IELTS Writing Task 1 Tips
The IELTS writing task 1 tips and strategies given below are applicable to IELTS Academic and IELTS General Training. It includes how to improve your vocabulary, how to write an introduction and other paragraphs, etc.
- First, identify the writing task 1 type correctly.
- Paraphrase the topic in your own words for the introduction.
- Outline the main features in the first two paragraphs in 3 - 4 lines.
- Since the conclusion is not mandatory, add it only if you think it’s necessary.
- Use alternative words (new vocabulary) to reiterate the same information.
- Practice with different sentence structures to avoid a monotonous tone.
- To improve vocabulary, read newspaper articles, magazines, novels, etc.
Also Read: IELTS Writing task 1 vocabulary
1. How can I solve IELTS writing task 1?
The effective way to solve IELTS writing task 1 is:

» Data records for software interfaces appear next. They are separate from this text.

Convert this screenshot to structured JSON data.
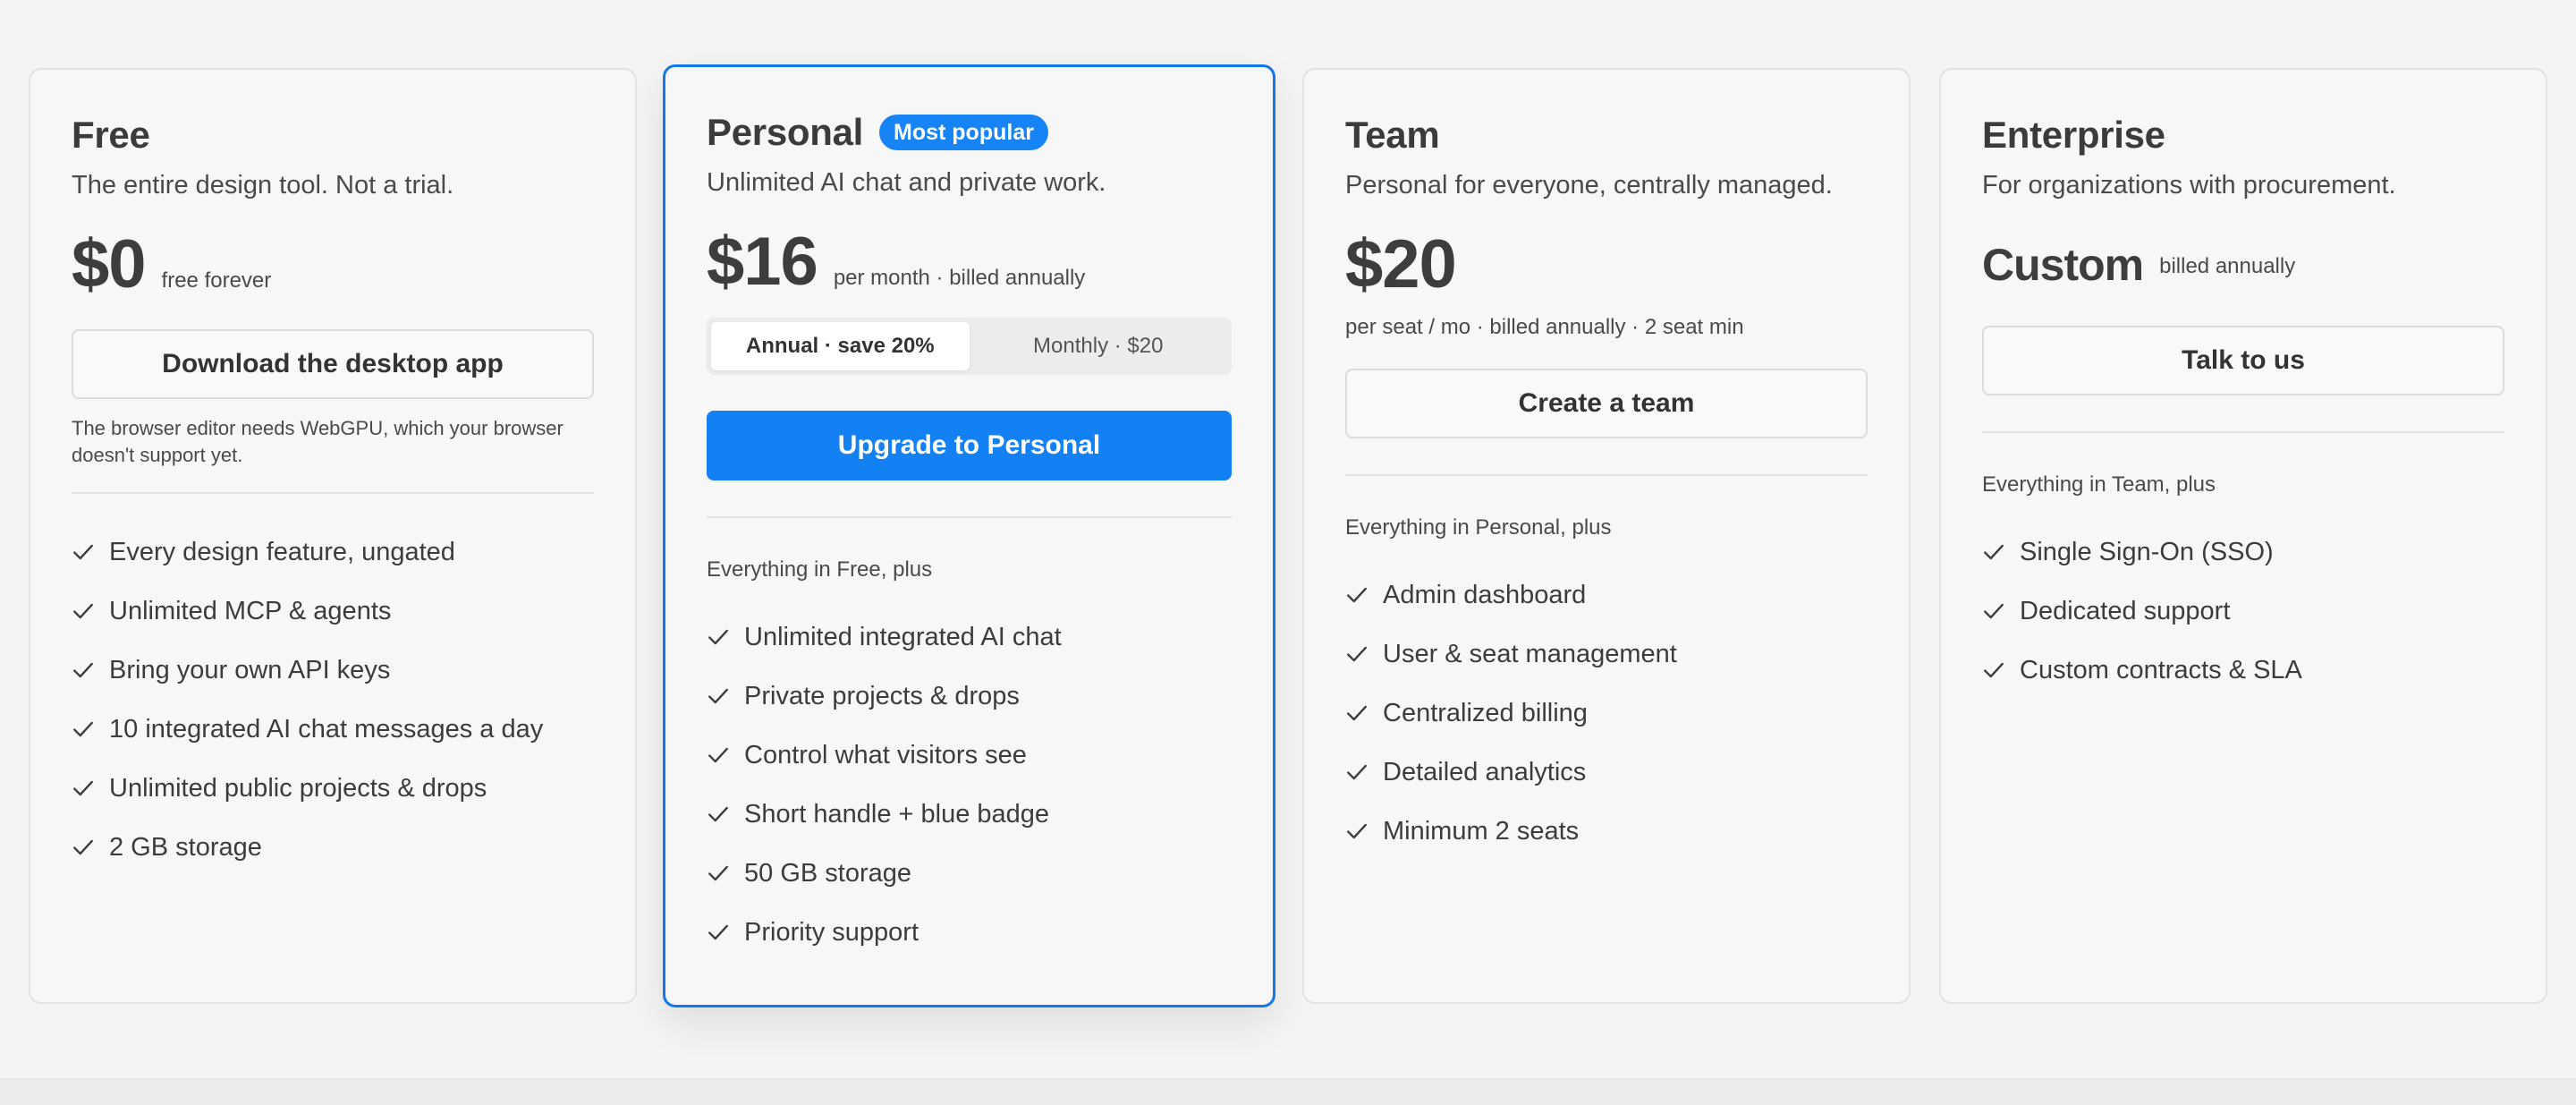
{
  "plans": [
    {
      "name": "Free",
      "tagline": "The entire design tool. Not a trial.",
      "price": "$0",
      "price_note": "free forever",
      "button_label": "Download the desktop app",
      "note": "The browser editor needs WebGPU, which your browser doesn't support yet.",
      "features": [
        "Every design feature, ungated",
        "Unlimited MCP & agents",
        "Bring your own API keys",
        "10 integrated AI chat messages a day",
        "Unlimited public projects & drops",
        "2 GB storage"
      ]
    },
    {
      "name": "Personal",
      "badge": "Most popular",
      "tagline": "Unlimited AI chat and private work.",
      "price": "$16",
      "price_note": "per month · billed annually",
      "toggle": {
        "annual": "Annual · save 20%",
        "monthly": "Monthly · $20",
        "selected": "annual"
      },
      "button_label": "Upgrade to Personal",
      "section_lead": "Everything in Free, plus",
      "features": [
        "Unlimited integrated AI chat",
        "Private projects & drops",
        "Control what visitors see",
        "Short handle + blue badge",
        "50 GB storage",
        "Priority support"
      ]
    },
    {
      "name": "Team",
      "tagline": "Personal for everyone, centrally managed.",
      "price": "$20",
      "seat_note": "per seat / mo · billed annually · 2 seat min",
      "button_label": "Create a team",
      "section_lead": "Everything in Personal, plus",
      "features": [
        "Admin dashboard",
        "User & seat management",
        "Centralized billing",
        "Detailed analytics",
        "Minimum 2 seats"
      ]
    },
    {
      "name": "Enterprise",
      "tagline": "For organizations with procurement.",
      "price": "Custom",
      "price_note": "billed annually",
      "button_label": "Talk to us",
      "section_lead": "Everything in Team, plus",
      "features": [
        "Single Sign-On (SSO)",
        "Dedicated support",
        "Custom contracts & SLA"
      ]
    }
  ],
  "colors": {
    "accent": "#1380f4",
    "featured_border": "#1577e8",
    "badge": "#1683f6",
    "background": "#f4f4f4",
    "card": "#f7f7f7"
  },
  "icons": {
    "feature_bullet": "check-icon"
  }
}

- Understanding the IELTS writing task 1 question types
- Give a brief introduction to the data
- Describe the key features and elaborate them with suitable examples
- Use new vocabulary to rephrase the sentences
- Check grammar and punctuation in the end
2. How can I score 7, 8 or 9 in the IELTS writing task 1?
To achieve a good score of 7, 8 or 9 in the IELTS writing task 1, you must improve your writing speed, vocabulary and importantly, the ability to interpret the data. Since there are 7 types in task 1, each is unique in terms of numbers, formats, time and duration, etc. Once you practise all, you will be able to get the targeted score.
3. Can I write more than 150 words in IELTS?
Yes. You can write more than 150 words in the IELTS writing task 1. There is no upper limit given for word count, but at the same time, don’t write irrelevant content to your summary.
4. What type of writing is task 1?
The IELTS writing task 1 from the Academic test consists of 7 types of charts, including process diagrams, maps, bar charts, pie charts, tables or line graphs and multiple graphs. Since it is very different from writing task 2, it is not an 'essay' but a piece of factual information.
5. Should I write a conclusion in IELTS writing task 1?
Based on the question and your content, you can write a conclusion. Even though the conclusion is not necessary for the IELTS writing task 1, if you think it’s appropriate, you can write a concluding sentence.
6. How many words should I write?
The test-taker must write at least 150 words in 20 minutes.